▶ Task description: For the material that follows, tally the lines holding "date" and give the total alone.

* * *

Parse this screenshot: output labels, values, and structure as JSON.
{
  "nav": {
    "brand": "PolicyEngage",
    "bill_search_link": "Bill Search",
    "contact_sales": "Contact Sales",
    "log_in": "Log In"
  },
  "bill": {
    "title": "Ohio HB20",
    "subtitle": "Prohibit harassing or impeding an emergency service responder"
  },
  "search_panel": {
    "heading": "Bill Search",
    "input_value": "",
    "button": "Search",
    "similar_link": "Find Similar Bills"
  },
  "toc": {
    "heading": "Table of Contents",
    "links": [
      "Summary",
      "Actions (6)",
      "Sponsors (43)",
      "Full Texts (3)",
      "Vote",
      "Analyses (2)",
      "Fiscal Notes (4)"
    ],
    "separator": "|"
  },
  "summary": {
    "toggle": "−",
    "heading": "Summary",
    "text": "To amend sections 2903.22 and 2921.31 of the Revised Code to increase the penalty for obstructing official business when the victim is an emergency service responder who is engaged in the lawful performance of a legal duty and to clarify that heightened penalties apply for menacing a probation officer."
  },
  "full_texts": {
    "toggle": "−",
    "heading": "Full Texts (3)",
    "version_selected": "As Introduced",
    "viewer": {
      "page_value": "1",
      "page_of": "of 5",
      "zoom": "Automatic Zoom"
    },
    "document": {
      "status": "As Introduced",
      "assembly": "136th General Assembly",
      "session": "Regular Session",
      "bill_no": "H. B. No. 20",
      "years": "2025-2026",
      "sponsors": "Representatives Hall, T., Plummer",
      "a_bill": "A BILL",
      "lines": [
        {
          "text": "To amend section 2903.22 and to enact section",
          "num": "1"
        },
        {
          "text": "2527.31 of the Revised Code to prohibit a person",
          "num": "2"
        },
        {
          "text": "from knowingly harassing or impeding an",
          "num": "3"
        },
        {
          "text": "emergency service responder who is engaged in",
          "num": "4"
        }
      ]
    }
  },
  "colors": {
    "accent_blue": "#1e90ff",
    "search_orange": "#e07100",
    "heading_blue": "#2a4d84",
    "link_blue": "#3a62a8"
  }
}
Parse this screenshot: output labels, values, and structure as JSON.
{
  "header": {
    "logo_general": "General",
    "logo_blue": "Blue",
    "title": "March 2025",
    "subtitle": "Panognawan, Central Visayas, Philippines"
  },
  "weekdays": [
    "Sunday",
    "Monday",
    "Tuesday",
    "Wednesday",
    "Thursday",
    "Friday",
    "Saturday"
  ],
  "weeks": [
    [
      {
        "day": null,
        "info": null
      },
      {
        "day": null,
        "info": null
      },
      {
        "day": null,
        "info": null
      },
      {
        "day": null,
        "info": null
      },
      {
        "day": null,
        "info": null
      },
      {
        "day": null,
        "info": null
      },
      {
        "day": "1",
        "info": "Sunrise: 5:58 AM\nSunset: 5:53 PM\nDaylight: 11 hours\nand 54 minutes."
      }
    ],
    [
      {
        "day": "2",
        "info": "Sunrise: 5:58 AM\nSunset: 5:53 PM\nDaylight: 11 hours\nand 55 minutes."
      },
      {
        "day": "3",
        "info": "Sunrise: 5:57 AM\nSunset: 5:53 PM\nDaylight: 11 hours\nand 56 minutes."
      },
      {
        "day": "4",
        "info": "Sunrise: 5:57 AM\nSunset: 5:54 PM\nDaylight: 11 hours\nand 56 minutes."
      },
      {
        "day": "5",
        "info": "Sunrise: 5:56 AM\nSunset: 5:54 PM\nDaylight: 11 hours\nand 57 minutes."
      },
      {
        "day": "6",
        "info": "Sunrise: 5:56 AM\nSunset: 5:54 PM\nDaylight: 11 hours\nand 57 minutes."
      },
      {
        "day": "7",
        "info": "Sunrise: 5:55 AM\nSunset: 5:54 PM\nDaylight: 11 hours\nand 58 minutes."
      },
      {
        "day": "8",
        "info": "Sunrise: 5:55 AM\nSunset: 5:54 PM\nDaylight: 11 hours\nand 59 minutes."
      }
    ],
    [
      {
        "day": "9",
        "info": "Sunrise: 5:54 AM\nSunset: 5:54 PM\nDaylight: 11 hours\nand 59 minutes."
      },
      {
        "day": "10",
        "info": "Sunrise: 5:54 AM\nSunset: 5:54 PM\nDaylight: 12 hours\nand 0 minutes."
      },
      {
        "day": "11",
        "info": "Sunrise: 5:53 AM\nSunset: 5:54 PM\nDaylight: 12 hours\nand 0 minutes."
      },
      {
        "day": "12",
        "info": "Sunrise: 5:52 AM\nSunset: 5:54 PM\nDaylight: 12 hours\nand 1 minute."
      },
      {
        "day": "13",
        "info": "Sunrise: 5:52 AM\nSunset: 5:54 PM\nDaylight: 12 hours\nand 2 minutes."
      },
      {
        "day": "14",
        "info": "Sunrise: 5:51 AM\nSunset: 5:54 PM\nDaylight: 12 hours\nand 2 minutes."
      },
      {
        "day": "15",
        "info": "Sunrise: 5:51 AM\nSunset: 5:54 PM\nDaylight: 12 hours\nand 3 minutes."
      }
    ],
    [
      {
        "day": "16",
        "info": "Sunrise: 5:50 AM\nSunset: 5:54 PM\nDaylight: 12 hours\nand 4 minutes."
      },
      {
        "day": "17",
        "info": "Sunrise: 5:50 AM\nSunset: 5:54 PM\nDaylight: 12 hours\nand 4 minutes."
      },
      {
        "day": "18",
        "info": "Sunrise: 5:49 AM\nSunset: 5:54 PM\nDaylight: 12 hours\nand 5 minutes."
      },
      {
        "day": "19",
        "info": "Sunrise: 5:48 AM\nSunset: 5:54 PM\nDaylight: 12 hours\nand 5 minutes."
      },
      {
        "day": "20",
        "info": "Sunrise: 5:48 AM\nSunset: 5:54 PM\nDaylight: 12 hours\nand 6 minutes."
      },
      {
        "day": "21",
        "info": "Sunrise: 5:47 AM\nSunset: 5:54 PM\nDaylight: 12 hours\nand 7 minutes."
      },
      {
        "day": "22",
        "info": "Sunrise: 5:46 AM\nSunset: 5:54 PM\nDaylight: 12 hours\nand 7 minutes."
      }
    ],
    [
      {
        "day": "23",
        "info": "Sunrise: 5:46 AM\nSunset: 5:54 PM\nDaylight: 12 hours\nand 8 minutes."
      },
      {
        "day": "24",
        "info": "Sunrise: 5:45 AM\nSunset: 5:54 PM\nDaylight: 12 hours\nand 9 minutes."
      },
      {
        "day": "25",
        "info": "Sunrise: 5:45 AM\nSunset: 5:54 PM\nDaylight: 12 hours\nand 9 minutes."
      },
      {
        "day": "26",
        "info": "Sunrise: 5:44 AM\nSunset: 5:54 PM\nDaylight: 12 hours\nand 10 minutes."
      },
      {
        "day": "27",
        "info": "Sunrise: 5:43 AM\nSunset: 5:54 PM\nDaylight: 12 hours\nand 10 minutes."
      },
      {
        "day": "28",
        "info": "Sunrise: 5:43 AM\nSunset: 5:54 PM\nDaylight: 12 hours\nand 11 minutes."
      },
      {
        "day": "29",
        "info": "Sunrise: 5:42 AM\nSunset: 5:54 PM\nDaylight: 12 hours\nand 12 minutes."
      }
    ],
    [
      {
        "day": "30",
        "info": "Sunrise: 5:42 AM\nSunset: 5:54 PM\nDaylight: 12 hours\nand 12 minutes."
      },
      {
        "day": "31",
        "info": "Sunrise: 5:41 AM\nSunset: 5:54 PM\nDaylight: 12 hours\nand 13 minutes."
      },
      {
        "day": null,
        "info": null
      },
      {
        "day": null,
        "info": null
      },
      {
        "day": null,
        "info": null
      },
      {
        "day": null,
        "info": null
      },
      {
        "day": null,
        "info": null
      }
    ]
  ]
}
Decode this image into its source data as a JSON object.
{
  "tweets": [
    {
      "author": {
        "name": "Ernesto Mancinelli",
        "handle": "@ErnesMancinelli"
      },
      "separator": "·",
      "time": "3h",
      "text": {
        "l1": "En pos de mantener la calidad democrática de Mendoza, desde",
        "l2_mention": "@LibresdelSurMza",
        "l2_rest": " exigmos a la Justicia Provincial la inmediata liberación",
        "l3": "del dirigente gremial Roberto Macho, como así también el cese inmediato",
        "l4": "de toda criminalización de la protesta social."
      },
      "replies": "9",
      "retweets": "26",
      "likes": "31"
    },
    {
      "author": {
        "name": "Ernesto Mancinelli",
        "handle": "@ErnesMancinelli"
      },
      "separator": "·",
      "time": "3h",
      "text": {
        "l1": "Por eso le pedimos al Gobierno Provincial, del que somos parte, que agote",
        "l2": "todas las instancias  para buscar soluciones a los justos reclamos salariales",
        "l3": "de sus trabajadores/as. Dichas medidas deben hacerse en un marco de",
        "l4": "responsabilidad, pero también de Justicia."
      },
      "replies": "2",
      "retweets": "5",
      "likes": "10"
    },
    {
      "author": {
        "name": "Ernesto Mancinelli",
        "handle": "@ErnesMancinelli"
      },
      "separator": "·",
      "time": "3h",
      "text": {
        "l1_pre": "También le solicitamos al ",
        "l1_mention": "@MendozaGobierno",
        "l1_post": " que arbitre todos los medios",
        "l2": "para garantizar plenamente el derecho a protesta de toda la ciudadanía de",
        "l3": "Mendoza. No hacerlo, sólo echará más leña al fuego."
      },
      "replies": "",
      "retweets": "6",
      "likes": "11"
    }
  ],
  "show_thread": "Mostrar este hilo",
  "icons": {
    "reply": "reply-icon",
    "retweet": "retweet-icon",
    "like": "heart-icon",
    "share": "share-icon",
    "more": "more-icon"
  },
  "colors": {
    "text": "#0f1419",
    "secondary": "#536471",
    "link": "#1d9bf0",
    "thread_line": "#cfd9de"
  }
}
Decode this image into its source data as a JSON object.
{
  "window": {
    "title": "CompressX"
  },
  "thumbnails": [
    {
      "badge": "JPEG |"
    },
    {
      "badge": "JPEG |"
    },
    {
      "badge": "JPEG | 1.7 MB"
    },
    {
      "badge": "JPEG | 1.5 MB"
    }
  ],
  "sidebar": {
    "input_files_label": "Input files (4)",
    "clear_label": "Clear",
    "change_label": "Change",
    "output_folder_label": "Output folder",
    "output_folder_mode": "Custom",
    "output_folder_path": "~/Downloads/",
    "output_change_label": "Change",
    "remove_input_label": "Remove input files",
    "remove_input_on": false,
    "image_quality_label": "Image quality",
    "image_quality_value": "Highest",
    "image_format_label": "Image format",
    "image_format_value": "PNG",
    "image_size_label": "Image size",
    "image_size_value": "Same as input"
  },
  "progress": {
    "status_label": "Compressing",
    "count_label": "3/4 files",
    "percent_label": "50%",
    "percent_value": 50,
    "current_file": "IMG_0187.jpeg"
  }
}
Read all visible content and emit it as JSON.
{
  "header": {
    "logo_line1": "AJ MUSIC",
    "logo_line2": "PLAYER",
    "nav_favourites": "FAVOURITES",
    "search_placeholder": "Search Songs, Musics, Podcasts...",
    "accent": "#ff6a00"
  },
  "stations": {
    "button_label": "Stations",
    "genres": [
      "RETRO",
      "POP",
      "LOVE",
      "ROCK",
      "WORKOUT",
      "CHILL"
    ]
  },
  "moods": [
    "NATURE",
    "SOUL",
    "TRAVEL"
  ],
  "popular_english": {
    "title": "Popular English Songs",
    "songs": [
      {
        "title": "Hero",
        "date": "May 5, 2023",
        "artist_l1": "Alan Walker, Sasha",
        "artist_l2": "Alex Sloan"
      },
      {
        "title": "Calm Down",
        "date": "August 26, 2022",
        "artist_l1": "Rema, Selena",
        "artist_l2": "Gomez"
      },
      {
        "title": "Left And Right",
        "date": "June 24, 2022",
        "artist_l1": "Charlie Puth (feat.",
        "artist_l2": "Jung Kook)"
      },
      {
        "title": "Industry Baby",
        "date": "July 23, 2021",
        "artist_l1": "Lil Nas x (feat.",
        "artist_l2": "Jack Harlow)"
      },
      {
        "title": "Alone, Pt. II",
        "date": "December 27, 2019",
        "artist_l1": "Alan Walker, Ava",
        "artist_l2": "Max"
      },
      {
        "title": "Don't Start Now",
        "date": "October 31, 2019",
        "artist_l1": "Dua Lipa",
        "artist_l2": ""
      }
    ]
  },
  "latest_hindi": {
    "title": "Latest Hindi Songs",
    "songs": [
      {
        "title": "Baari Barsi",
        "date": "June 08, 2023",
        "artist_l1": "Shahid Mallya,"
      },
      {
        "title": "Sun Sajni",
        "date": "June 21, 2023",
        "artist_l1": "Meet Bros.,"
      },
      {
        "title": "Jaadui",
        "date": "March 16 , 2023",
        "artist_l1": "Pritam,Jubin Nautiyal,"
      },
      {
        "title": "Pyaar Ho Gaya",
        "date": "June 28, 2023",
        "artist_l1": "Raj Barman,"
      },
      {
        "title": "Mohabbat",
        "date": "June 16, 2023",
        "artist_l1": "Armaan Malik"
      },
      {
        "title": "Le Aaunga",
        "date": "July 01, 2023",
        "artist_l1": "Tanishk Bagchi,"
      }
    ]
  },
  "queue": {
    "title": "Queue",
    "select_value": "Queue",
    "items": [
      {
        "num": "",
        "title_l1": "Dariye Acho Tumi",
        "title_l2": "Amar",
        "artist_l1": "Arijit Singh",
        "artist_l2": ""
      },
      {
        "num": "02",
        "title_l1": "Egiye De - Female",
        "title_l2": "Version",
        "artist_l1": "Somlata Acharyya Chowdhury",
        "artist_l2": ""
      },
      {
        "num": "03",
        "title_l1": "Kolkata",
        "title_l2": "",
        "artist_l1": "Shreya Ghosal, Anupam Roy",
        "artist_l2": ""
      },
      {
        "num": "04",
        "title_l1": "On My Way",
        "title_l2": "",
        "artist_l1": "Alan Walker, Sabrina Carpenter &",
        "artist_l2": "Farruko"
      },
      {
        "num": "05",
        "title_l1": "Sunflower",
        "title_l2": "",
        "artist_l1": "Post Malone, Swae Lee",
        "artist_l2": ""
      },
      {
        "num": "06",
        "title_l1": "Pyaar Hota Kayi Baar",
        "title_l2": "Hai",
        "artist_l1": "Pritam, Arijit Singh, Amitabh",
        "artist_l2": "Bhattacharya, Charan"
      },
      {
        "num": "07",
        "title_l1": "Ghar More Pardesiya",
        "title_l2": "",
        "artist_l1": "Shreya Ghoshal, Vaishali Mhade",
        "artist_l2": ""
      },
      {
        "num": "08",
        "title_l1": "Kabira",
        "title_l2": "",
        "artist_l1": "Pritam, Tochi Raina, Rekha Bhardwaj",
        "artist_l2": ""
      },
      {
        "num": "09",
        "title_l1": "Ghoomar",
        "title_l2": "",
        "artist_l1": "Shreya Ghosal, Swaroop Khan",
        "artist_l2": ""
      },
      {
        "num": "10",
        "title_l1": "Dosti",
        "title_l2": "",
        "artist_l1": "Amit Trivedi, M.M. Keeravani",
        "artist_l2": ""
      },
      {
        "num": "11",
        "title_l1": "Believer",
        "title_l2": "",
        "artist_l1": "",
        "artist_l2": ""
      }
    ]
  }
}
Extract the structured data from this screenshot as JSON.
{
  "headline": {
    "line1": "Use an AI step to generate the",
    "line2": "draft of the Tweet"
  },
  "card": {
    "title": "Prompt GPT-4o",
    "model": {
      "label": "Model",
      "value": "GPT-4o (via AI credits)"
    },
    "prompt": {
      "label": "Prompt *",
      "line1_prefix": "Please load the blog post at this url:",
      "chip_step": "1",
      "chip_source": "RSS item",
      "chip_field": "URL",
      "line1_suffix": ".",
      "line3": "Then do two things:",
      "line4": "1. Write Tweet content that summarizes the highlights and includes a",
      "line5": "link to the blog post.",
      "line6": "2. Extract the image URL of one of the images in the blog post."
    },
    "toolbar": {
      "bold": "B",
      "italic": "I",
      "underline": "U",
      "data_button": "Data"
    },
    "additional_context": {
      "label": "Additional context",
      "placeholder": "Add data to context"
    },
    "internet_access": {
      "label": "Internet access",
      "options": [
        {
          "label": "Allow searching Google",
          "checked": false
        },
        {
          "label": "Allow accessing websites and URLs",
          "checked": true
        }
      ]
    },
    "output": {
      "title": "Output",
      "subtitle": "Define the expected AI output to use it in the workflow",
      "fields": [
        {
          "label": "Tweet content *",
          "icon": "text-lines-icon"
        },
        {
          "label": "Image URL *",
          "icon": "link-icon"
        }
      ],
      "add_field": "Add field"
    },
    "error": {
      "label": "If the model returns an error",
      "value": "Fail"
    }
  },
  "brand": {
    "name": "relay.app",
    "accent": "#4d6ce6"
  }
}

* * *

▶ Response to this task: 12